GovExec has reported on GAO’s finding that Federal agencies don’t know enough about how well their emegency preparedness grants are performing. It includes a quote that really is applicable to every grant program on the face of the planet:
Federal, state and local governments should take several steps to
ensure that investments and projects are effective, Jenkins said. They
should develop strategic plans with clear goals, objectives and
milestones; set performance goals; collect and analyze relevant and
reliable data; assess the results; take action based on the results;
and monitor the effectiveness of those actions.

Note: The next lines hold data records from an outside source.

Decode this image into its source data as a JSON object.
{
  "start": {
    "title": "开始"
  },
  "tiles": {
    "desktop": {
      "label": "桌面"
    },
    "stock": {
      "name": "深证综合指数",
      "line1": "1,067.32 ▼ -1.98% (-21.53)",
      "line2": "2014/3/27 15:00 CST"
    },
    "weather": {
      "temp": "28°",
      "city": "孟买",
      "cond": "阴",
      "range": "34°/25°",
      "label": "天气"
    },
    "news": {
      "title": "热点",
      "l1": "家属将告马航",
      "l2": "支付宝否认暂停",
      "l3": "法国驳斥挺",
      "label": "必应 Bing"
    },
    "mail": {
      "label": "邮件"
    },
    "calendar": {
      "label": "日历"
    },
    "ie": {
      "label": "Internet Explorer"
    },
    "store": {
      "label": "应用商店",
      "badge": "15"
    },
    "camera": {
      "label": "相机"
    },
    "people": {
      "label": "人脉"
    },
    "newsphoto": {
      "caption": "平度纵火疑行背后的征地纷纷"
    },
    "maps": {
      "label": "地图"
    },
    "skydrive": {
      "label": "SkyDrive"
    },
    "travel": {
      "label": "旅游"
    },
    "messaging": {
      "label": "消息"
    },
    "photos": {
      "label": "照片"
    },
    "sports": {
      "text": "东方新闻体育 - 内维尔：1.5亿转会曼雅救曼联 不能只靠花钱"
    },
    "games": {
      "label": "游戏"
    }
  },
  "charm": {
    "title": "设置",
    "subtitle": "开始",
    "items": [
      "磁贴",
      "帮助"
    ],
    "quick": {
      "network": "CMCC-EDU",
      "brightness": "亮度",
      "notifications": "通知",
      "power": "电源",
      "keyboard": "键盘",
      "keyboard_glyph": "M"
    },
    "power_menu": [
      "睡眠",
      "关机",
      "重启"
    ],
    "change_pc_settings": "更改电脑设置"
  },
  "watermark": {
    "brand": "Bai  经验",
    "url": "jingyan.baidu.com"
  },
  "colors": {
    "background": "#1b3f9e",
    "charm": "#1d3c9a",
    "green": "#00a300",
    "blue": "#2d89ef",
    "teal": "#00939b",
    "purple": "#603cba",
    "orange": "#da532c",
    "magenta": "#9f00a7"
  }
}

This is great but not-universally-implemented advice. One of my ongoing frustrations is the patchy ability for agencies to report on the real-world outcomes of their grant-making. OMB’s PART (Performance Assessment Rating Tool) goes some way to addressing that — and it’s also good that PART results are available publicly now — but even these fall short. I’d like to see hard statistics about what a program is intended to achieve and how it has performed over multiple years. I don’t think it’s shooting for the moon.
The reason I get frustrated about this is that government grant-making achieves wonderful outcomes. For example, the research that created Google was funded by NSF, NASA, and DARPA grants. This is American tax dollars being put to excellent use. Government should be crowing about this from the rooftops — but first it needs to collect the data to back it up.